Look for the word "structured" in the entries below, then copy every line that has it.
******
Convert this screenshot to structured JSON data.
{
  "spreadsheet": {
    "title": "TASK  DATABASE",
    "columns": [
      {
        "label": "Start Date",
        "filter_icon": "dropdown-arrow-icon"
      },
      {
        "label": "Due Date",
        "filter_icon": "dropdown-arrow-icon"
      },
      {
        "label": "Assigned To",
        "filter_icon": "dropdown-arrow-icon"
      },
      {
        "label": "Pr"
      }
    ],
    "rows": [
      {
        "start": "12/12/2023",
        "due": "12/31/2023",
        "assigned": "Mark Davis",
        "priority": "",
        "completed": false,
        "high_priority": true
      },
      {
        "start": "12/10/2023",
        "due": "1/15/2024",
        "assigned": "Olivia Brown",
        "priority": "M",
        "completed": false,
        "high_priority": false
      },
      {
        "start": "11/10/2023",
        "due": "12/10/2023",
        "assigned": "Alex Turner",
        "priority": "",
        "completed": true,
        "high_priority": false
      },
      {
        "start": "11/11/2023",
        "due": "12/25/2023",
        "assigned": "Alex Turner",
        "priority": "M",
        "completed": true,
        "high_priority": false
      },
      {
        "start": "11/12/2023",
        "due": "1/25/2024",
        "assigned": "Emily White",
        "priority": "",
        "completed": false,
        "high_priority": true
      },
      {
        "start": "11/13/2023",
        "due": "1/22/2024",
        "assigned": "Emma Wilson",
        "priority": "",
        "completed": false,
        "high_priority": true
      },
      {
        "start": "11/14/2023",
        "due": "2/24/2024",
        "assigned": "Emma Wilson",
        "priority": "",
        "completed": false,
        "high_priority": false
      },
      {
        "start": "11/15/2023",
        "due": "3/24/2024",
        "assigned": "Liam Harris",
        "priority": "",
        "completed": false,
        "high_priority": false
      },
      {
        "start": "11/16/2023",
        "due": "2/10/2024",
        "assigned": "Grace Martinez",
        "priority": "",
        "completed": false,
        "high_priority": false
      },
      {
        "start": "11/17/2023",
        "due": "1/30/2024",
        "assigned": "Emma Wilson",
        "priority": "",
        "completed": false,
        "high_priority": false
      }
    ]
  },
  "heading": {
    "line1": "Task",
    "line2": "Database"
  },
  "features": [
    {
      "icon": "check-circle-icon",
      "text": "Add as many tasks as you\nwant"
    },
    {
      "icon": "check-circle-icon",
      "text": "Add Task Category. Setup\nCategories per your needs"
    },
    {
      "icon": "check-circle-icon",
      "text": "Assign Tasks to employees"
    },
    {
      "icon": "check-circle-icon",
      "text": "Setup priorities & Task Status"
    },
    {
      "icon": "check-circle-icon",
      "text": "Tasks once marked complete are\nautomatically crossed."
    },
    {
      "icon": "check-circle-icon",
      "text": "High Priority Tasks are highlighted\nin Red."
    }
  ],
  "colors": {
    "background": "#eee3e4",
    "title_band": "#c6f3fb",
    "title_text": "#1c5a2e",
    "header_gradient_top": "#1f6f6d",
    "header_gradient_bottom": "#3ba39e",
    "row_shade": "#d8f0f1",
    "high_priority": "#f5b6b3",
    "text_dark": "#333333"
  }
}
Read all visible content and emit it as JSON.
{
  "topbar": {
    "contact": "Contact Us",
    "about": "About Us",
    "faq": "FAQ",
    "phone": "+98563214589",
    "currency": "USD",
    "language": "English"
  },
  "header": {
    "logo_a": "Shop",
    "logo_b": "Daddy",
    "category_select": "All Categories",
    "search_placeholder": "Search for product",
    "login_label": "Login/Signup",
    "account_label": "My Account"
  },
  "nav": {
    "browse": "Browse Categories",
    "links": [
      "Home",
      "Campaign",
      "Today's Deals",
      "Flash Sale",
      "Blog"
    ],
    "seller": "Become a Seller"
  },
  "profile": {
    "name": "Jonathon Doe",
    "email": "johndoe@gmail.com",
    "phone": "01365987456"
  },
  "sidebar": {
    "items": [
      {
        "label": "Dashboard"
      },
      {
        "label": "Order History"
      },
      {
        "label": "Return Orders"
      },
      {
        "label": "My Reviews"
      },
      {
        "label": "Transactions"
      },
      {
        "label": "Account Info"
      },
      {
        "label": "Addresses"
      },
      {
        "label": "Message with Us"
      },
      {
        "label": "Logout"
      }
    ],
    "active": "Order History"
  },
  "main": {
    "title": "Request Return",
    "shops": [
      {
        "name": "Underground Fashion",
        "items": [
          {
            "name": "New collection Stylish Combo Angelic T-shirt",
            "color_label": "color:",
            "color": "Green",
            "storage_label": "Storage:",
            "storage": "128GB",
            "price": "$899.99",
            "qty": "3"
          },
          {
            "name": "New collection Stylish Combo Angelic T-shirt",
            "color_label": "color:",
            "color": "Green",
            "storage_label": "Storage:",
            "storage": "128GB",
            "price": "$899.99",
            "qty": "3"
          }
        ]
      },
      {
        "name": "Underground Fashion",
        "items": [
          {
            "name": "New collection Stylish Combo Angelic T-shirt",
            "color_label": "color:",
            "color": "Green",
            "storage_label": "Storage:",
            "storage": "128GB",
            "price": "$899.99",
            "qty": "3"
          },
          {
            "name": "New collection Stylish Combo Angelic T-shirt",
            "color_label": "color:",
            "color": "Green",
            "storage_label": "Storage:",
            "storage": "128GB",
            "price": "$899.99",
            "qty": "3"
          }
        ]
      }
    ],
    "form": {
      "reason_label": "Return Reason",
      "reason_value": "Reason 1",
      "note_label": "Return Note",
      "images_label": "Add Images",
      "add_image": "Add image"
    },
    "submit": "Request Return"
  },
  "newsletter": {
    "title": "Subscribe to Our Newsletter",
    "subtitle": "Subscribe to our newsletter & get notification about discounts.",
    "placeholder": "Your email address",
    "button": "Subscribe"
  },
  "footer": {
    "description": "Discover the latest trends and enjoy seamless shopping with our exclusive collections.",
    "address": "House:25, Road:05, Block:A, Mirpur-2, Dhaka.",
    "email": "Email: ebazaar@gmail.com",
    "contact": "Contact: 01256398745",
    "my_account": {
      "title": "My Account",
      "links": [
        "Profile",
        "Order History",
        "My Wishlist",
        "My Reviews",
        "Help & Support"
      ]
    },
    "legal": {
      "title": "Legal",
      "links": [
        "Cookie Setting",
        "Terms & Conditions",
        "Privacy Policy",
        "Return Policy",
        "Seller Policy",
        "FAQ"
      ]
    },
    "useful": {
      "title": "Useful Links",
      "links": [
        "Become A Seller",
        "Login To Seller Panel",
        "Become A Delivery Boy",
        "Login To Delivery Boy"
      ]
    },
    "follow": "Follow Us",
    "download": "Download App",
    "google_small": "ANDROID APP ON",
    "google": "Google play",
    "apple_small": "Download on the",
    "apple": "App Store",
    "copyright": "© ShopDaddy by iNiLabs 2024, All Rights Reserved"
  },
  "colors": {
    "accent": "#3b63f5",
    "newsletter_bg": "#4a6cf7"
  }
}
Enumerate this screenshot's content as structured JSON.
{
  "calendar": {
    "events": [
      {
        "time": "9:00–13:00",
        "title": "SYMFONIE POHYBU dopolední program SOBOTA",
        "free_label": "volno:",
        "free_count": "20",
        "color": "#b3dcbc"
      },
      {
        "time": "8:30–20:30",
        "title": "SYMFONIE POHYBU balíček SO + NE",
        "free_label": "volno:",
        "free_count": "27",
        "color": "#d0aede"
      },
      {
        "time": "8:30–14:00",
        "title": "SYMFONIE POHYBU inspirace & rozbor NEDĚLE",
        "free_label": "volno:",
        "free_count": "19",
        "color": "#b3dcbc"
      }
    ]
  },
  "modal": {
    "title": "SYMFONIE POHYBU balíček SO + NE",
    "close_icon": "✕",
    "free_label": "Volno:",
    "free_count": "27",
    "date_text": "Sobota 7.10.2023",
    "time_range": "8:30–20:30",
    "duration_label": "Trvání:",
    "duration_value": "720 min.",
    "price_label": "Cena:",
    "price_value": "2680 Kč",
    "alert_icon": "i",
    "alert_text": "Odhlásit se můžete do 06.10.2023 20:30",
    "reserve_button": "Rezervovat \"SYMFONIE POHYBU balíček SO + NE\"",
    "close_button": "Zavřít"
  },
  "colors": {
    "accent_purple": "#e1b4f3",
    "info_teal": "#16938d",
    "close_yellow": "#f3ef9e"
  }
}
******
TASK OUTPUT:
Convert this screenshot to structured JSON data.
Enumerate this screenshot's content as structured JSON.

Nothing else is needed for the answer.